*We are currently recruiting participants with MCI and AD. We are also recruiting normal controls with a focus on participants who identify as a racial or ethnic minority.*
Researchers at the Penn Memory Center are currently enrolling participants of both normal cognition as well as those with Mild Cognitive Impairment (MCI) and Alzheimer’s disease (AD) for Alzheimer’s Disease Neuroimaging Initiative 3 (ADNI3), a non-treatment, longitudinal, clinical research study that will study subjects for up to five years to determine the best ways to measure disease biomarkers, as well as participant pathology and functional and cognitive decline if it occurs. The study will look at many factors on the spectrum of cognitive impairment, and follow participants as their pathology progresses from normal aging to mild symptoms, on to possibly MCI, dementia or AD if it occurs.
After an initial screening and a baseline visit, researchers will use screening procedures such as MRIs, PET, and CT scans for brain imaging, memory testing, physical and neurological exams, a lumbar puncture, and blood draw to discover and/or validate biomarkers in AD research.
Those who are of ages 55-90 and have normal cognition are eligible for the study, as well as those who are of ages 55-90 who have a diagnosis of MCI or AD. Participants must be willing and able to consent to regular imaging and biomarker collection, and must have a reliable study partner who has the ability to stay with the study participant for the entirety of their visits.
ADNI3 is the latest phase of The Alzheimer’s Disease Neuroimaging Initiative, which has focused on keeping its information available to researchers in order to advance the flow of information about the disease. The goal of this newest study is to research the natural progression of age and cognition, as that relates to Alzheimer’s disease and cognitive decline.

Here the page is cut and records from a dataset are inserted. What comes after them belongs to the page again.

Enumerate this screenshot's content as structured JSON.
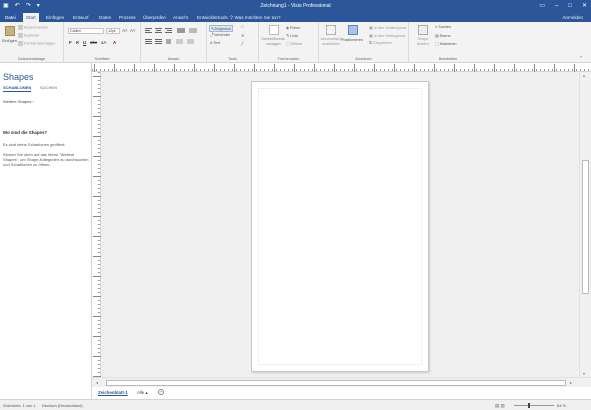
{
  "titlebar": {
    "title": "Zeichnung1 - Visio Professional",
    "qat": [
      "save-icon",
      "undo-icon",
      "redo-icon",
      "customize-icon"
    ],
    "window_buttons": [
      "▭",
      "–",
      "□",
      "✕"
    ]
  },
  "tabs": {
    "items": [
      "Datei",
      "Start",
      "Einfügen",
      "Entwurf",
      "Daten",
      "Prozess",
      "Überprüfen",
      "Ansicht",
      "Entwicklertools"
    ],
    "tellme": "Was möchten Sie tun?",
    "share": "Anmelden"
  },
  "ribbon": {
    "clipboard": {
      "paste": "Einfügen",
      "cut": "Ausschneiden",
      "copy": "Kopieren",
      "format_painter": "Format übertragen",
      "label": "Zwischenablage"
    },
    "font": {
      "font_name": "Calibri",
      "font_size": "12pt.",
      "bold": "F",
      "italic": "K",
      "underline": "U",
      "strike": "abc",
      "case": "aA",
      "color": "A",
      "label": "Schriftart"
    },
    "paragraph": {
      "label": "Absatz"
    },
    "tools": {
      "pointer": "Zeigertool",
      "connector": "Verbinder",
      "text": "Text",
      "label": "Tools"
    },
    "shape_styles": {
      "quick_styles": "Schnellformat-vorlagen",
      "fill": "Füllen",
      "line": "Linie",
      "effects": "Effekte",
      "label": "Formenarten"
    },
    "arrange": {
      "auto_align": "Automatisch ausrichten",
      "position": "Positionieren",
      "to_front": "In den Vordergrund",
      "to_back": "In den Hintergrund",
      "group": "Gruppieren",
      "label": "Anordnen"
    },
    "editing": {
      "change_shape": "Shape ändern",
      "find": "Suchen",
      "layers": "Ebene",
      "select": "Markieren",
      "label": "Bearbeiten"
    }
  },
  "pane": {
    "title": "Shapes",
    "tab_stencils": "SCHABLONEN",
    "tab_search": "SUCHEN",
    "more_shapes": "Weitere Shapes",
    "question": "Wo sind die Shapes?",
    "info1": "Es sind keine Schablonen geöffnet.",
    "info2": "Klicken Sie oben auf das Menü \"Weitere Shapes\", um Shape-Kategorien zu durchsuchen und Schablonen zu öffnen."
  },
  "pagetabs": {
    "page1": "Zeichenblatt-1",
    "all": "Alle ▴",
    "add": "+"
  },
  "status": {
    "page": "Zeichenbl. 1 von 1",
    "language": "Deutsch (Deutschland)",
    "zoom": "64 %"
  }
}
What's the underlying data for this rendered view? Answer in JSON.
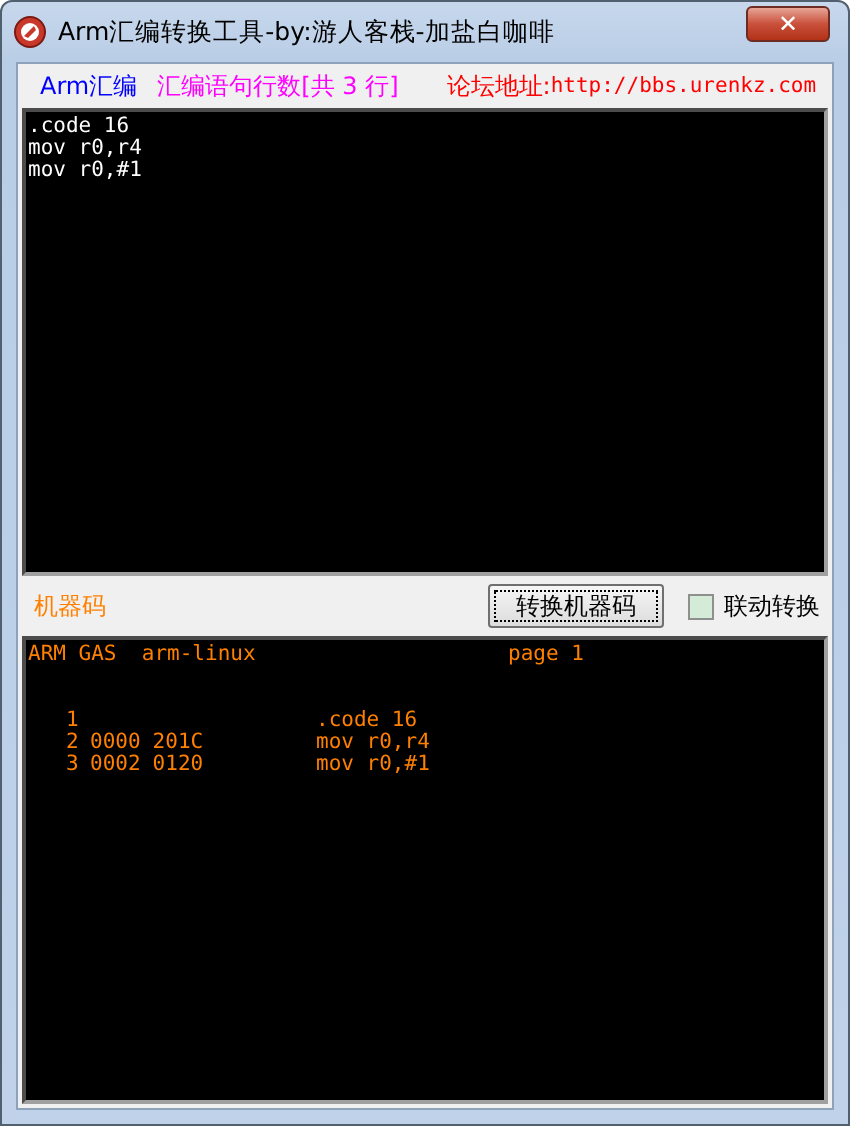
{
  "window": {
    "title": "Arm汇编转换工具-by:游人客栈-加盐白咖啡",
    "close": "✕"
  },
  "top_bar": {
    "asm_label": "Arm汇编",
    "line_count": "汇编语句行数[共 3 行]",
    "forum_label": "论坛地址:",
    "forum_url": "http://bbs.urenkz.com"
  },
  "source_lines": [
    ".code 16",
    "mov r0,r4",
    "mov r0,#1"
  ],
  "middle_bar": {
    "output_label": "机器码",
    "convert_button": "转换机器码",
    "auto_convert": {
      "label": "联动转换",
      "checked": false
    }
  },
  "output": {
    "header": {
      "left": "ARM GAS  arm-linux",
      "right": "page 1"
    },
    "rows": [
      {
        "line": "1",
        "address": "",
        "opcode": "",
        "source": ".code 16"
      },
      {
        "line": "2",
        "address": "0000",
        "opcode": "201C",
        "source": "mov r0,r4"
      },
      {
        "line": "3",
        "address": "0002",
        "opcode": "0120",
        "source": "mov r0,#1"
      }
    ]
  }
}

Data collected and analyzed from the study will be used to identify diagnostic markers, determine the best measures for disease monitoring, and facilitate the testing of therapeutic interventions with the ultimate goal of improving Alzheimer’s disease prevention, care, and research.
Laura Schankel, MS